The perfect politician, as the perfect salesman, sells this “vision” — dwarfing any specific programme with its stated assumptions and checkable facts. Details, details; to the uninitiated, these are always boring, and the voting masses will never be initiated. The people, especially in this Age of Netflix, want entertainment, and what they call “leadership.” A leader is a person who does your thinking for you. In politics, he has a rôle like that of film director, in a movie where he will be the principal star. We must go through the movie emotionally on his side; grieve his little setbacks, feel that we participate when he wins. Black hats, white hats: his opponents are clearly marked and can be seen at every moment to be deplorable.

Of course this works both ways. “Liberals” think “conservatives” are deplorable; but vice versa, too. The divide is there to be manipulated. Each side knows the other side is wicked; and both sides have overwhelming evidence. The perfect politician will command the soccer-crowd loyalty of his own side, and appeal to a sufficient number of fence-straddling nincompoops (“independent voters”) to carry all before him.

Mister Trump drives me crazy with his vulgar garishness. His “MAGA” vision is perhaps the most expansive of all, having that tiny twitch of plausibility to make it more compelling than mere “Hope and Change.” Yes, surely Merica was great once. The slogan combines the edenic with the utopian, distracting from realities on both sides.

But his biggest draw is novelty. It is not just the brashness of his rhetoric — delivered in electric sentences that do not quite parse — but the content. There is no feint towards diplomacy or dignity. He says things that would be astounding for any politician to say. And this because, much of what he says is true.

Not the whole truth, of course, but true enough, as far as it goes. He has been, at NATO and now in Britain for instance, saying things so simple and obvious that he leaves his opponents in utter disarray. The USA has been carrying the can for the defence alliance, true; it has been gooed by arbitrary tariffs, true; it is invaded by illegal immigrants, true; it is stifled by unnecessary regulations, true; its bureaucracies are massive and dysfunctional, true; its people are overtaxed and cynically exploited by retail politicians who get rich in office. Et cetera. Some European politicians have been making the same observations and in the same tone, but most aren’t yet in power. Trump is, unbelievably, in power, by open election, in a country that is not, shall we say, small.

As everyone agrees, a disruptive force. He disturbs the holy cows — the vested interests, that had been peacefully flatulating in their fields. People hate him, but other people love him for this, even in Europe — the smell was becoming unbearable. “Hope and Change” masked a programme for, “more of the same.” It was just perfume. Mister Trump’s vision is the meat packer’s.

Take a world turned upside down, and turn it upside down once more.
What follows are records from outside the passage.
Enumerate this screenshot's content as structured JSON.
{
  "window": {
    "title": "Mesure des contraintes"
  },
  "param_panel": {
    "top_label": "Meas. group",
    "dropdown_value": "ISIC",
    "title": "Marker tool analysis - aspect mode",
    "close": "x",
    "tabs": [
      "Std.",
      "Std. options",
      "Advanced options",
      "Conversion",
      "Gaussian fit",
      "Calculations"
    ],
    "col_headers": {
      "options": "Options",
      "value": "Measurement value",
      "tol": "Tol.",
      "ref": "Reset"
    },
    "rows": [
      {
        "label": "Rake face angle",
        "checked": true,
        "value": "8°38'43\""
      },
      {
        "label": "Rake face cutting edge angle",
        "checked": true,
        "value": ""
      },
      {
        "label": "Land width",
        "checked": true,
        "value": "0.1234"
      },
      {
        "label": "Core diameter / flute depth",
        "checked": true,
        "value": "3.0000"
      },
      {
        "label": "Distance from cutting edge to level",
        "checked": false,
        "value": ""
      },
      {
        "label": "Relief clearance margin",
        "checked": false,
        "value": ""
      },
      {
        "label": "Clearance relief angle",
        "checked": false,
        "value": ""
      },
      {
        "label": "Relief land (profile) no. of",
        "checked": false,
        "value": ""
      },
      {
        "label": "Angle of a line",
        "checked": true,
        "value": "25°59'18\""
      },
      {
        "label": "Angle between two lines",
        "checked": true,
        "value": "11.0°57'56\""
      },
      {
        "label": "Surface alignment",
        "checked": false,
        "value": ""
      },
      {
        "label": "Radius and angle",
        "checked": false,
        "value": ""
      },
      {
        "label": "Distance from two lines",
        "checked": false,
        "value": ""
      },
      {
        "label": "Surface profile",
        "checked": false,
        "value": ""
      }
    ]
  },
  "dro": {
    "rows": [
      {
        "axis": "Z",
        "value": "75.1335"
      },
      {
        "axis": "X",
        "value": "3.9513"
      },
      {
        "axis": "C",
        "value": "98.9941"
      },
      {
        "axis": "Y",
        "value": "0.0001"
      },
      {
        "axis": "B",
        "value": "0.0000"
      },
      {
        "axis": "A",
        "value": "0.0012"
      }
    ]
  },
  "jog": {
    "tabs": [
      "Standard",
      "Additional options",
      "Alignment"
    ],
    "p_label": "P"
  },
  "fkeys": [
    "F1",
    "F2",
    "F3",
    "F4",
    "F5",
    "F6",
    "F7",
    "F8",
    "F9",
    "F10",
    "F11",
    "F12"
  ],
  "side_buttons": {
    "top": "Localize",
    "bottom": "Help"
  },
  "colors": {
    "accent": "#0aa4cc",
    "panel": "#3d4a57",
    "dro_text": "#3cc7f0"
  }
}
The deck is muck and reeds, but ah the excitement as it turns above the waterline again. People are mesmerized by this. It is even better than the last movie.

In the next instalment, watch it split up and sink.